> _WHAT YOU NEED TO DO_: Wherever the string "author" shows up in the data below, copy the whole line.

> _DATA FOR THE TASK_:
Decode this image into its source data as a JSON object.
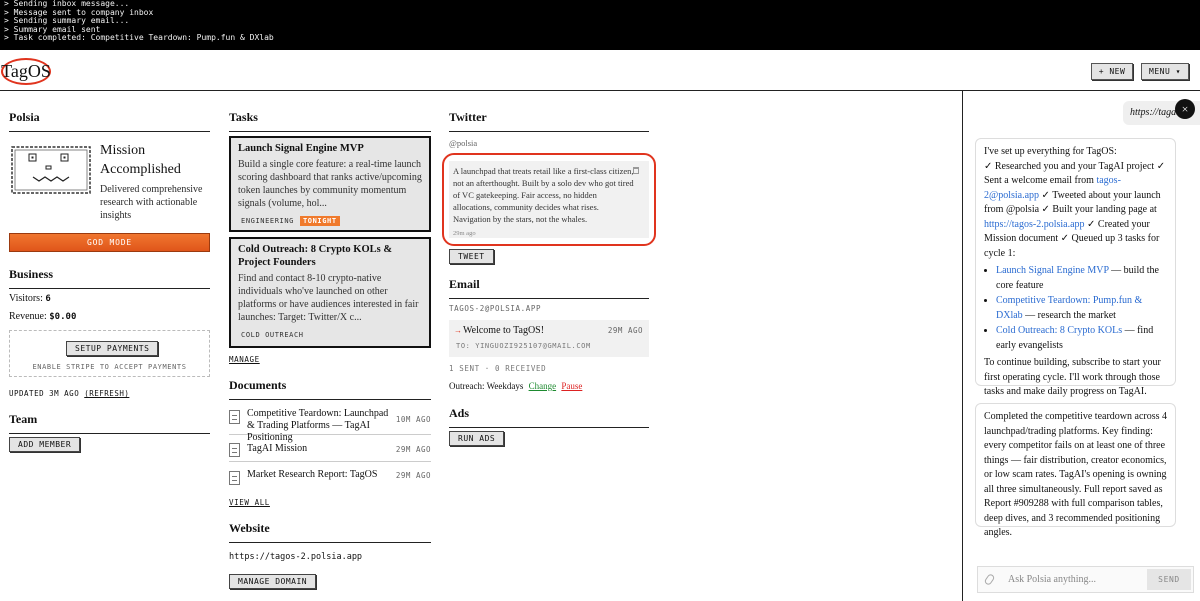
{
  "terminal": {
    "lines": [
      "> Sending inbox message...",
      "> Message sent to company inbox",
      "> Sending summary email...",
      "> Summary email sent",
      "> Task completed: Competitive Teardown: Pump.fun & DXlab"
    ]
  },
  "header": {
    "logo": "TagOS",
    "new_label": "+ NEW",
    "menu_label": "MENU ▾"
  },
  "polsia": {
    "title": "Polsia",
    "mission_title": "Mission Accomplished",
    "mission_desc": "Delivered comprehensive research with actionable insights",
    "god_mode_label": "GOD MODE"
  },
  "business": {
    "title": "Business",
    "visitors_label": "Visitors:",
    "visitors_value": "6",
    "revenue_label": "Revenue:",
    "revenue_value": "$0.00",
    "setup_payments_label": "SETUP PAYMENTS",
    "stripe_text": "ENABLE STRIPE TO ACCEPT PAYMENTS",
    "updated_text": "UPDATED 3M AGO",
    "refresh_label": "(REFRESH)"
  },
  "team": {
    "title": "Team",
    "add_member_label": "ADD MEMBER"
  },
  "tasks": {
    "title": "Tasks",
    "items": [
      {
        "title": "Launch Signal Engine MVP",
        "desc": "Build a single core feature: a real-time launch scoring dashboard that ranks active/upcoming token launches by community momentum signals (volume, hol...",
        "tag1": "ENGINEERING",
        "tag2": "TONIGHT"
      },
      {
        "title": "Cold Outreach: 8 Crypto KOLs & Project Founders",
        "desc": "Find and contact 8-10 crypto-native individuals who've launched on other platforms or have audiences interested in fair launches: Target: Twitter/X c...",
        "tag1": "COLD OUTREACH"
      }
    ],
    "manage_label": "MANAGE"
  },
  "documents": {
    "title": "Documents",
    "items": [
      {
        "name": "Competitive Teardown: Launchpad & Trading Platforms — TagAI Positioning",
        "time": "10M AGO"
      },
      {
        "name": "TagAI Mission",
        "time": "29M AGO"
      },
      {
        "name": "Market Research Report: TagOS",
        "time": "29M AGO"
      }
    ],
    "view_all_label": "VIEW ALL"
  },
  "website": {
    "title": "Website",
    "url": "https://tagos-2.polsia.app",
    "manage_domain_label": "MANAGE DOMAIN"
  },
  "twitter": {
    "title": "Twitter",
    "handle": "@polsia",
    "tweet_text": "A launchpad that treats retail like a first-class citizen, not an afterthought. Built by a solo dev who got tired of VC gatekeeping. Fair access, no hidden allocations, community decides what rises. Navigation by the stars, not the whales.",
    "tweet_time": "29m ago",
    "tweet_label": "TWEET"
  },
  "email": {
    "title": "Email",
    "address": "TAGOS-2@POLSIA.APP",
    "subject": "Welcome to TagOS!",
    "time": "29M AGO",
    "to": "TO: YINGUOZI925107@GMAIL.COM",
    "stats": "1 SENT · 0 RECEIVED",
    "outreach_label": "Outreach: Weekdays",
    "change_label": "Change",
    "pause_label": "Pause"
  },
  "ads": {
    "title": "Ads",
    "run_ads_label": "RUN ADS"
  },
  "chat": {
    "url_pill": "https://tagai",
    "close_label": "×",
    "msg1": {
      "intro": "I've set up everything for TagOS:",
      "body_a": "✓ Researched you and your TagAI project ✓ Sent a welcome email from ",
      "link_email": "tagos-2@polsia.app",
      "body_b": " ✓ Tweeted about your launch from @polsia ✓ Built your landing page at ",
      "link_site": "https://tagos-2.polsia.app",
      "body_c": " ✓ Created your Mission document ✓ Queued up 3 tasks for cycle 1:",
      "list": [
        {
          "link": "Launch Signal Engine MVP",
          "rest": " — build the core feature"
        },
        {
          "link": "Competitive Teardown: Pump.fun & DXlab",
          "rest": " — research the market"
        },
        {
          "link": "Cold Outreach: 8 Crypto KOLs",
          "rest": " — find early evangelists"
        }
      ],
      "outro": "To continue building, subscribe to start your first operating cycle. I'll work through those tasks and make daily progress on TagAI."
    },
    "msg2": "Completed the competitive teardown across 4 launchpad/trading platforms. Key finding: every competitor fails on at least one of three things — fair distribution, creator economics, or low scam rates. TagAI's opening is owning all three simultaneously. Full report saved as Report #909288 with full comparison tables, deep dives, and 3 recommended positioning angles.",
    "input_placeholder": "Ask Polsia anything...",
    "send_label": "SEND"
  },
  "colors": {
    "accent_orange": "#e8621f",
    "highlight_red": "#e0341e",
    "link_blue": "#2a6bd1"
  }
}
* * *
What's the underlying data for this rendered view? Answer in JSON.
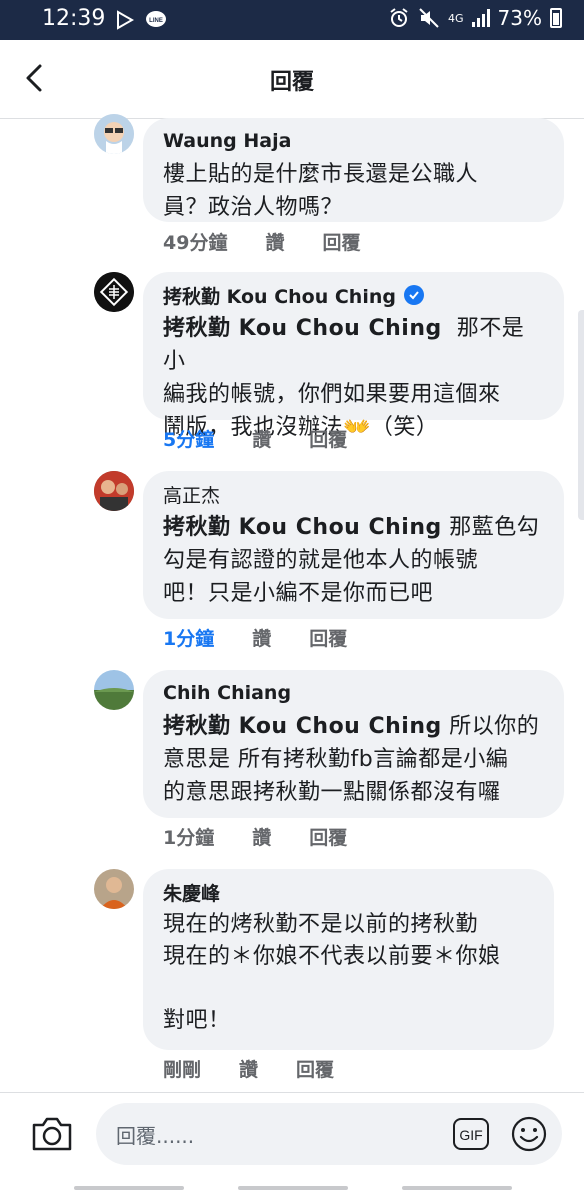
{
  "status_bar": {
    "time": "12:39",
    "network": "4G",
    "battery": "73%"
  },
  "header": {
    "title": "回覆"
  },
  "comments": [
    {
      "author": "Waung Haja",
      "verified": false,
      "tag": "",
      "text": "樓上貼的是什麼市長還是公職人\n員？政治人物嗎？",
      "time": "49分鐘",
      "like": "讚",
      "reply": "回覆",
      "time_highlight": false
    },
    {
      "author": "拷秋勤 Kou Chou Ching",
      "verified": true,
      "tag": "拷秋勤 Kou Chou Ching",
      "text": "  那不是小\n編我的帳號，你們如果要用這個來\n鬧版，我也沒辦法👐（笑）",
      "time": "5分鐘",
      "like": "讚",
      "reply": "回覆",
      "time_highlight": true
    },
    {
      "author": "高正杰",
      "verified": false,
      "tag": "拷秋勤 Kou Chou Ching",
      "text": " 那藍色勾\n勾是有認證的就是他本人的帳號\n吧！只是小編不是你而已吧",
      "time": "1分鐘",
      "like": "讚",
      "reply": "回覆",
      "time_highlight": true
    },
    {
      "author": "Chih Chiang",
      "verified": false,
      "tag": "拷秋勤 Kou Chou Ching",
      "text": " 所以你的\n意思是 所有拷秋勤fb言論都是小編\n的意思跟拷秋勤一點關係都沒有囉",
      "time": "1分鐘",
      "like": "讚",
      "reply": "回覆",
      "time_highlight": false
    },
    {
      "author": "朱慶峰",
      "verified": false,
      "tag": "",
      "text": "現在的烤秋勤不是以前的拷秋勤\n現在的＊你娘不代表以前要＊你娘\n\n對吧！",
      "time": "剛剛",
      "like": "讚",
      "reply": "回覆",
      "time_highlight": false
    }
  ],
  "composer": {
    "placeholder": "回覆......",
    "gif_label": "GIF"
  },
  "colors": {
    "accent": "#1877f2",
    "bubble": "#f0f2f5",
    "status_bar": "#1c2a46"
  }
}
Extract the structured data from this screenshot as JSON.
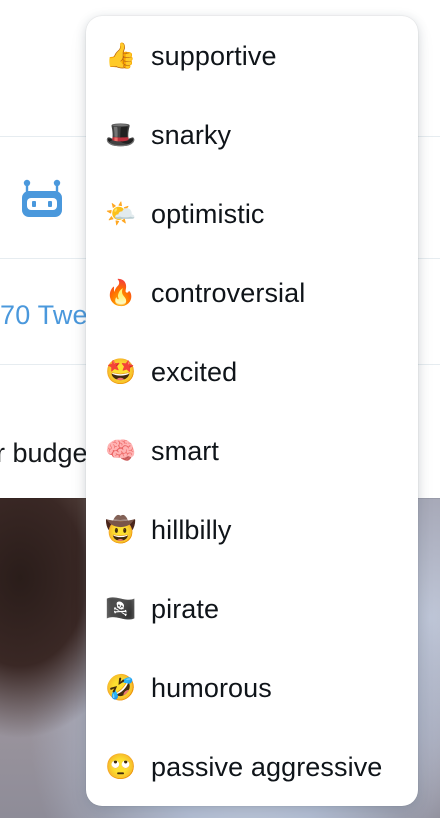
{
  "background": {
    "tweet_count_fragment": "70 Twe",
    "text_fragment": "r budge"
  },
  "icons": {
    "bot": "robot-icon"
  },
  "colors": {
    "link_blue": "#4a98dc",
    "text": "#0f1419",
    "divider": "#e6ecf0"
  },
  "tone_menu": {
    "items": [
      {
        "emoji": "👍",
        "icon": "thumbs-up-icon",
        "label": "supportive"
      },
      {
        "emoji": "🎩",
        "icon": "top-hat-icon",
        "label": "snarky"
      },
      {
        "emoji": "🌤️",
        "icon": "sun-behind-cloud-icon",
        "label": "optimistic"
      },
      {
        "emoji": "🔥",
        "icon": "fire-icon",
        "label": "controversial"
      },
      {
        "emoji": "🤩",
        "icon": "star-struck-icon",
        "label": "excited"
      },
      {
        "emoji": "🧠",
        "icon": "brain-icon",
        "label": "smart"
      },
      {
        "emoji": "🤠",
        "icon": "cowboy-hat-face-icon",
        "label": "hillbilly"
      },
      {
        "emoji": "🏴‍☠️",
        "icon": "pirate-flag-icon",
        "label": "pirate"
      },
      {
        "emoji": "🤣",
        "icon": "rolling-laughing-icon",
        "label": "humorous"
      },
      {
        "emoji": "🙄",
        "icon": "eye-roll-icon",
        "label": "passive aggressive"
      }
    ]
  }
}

> _OUTPUT OF THE TASK_:
      "author": "Waung Haja",
      "author": "拷秋勤 Kou Chou Ching",
      "author": "高正杰",
      "author": "Chih Chiang",
      "author": "朱慶峰",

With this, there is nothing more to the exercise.